Demonstrators gather outside of City Hall in San Francisco for a protest against a proposed city-wide nudity ban, Wednesday, Nov. 14, 2012. San Francisco appears poised to shed part of its image as a city where anything goes, including clothing. The Board of Supervisors is scheduled to vote next week on a law that would ban public nudity. The proposal comes in response to a devoted group of nudists who proudly strut their stuff through the city's Castro District. (AP Photo/Marcio Jose Sanchez)
A federal judge in San Francisco on Thursday decided to continue thinking about the constitutionality of the city's nudity ban.
U.S. District Court Judge Edward Chen had been asked to block the law from going into effect on Feb. 1, but decided that he needed more time to consider the issue. He did not set a future court date to reconvene.
Fans of going about in the buff oppose the law strongly, saying the ban is an attack on free speech because going naked is a "political statement."

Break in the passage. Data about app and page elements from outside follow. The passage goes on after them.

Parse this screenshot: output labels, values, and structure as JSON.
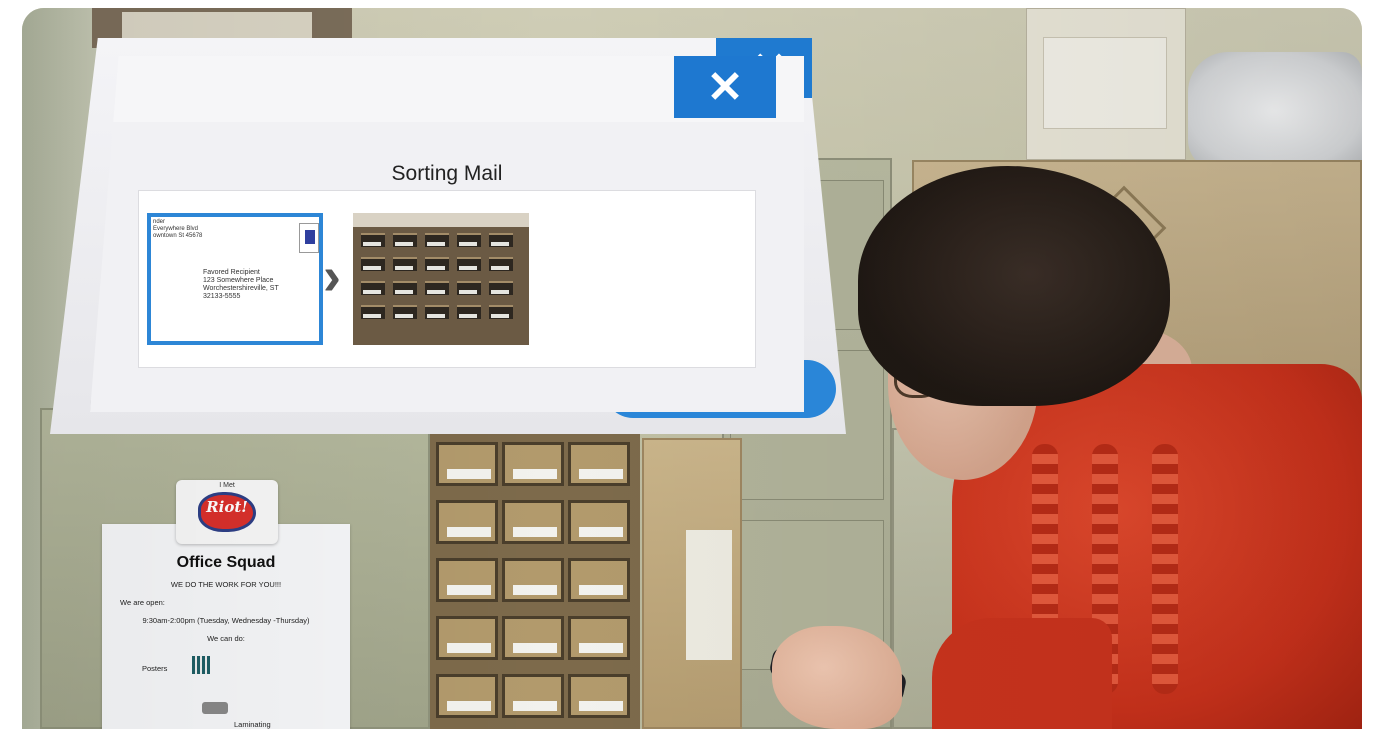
{
  "dialog": {
    "title": "Sorting Mail",
    "close_glyph": "✕",
    "back_close_glyph": "✕",
    "arrow_glyph": "›"
  },
  "envelope": {
    "from_lines": [
      "nder",
      "Everywhere Blvd",
      "owntown St 45678"
    ],
    "to_lines": [
      "Favored Recipient",
      "123 Somewhere Place",
      "Worchestershireville, ST",
      "32133-5555"
    ]
  },
  "sign": {
    "logo_small": "I Met",
    "logo_text": "Riot!",
    "title": "Office Squad",
    "line1": "WE DO THE WORK FOR YOU!!!",
    "line2": "We are open:",
    "line3": "9:30am-2:00pm (Tuesday, Wednesday -Thursday)",
    "line4": "We can do:",
    "line5": "Posters",
    "line6": "Laminating"
  },
  "colors": {
    "accent_blue": "#1e78d0",
    "sweater_red": "#d8391f"
  },
  "icons": {
    "close": "close-icon",
    "arrow": "chevron-right-icon"
  }
}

There's also an equal protection rights argument, as the law does exempt people under the age of 5 from punishment for going nude, and also allows people to go naked during the annual Pride parade and at Bay to Breakers.
Under Supervisor Scott Wiener's law, first-time offenders carry a maximum $100 penalty, but a third offense could be punishable as a misdemeanor, with a $500 fine and a year in jail. Weiner introduced the legislation after receiving constituent complaints about the naked men who gather in a neighborhood plaza and sometimes walk the streets sans clothing.
The law passed last month by a razor-thin margin after city leaders endured months of vocal and naked protests from ban opponents.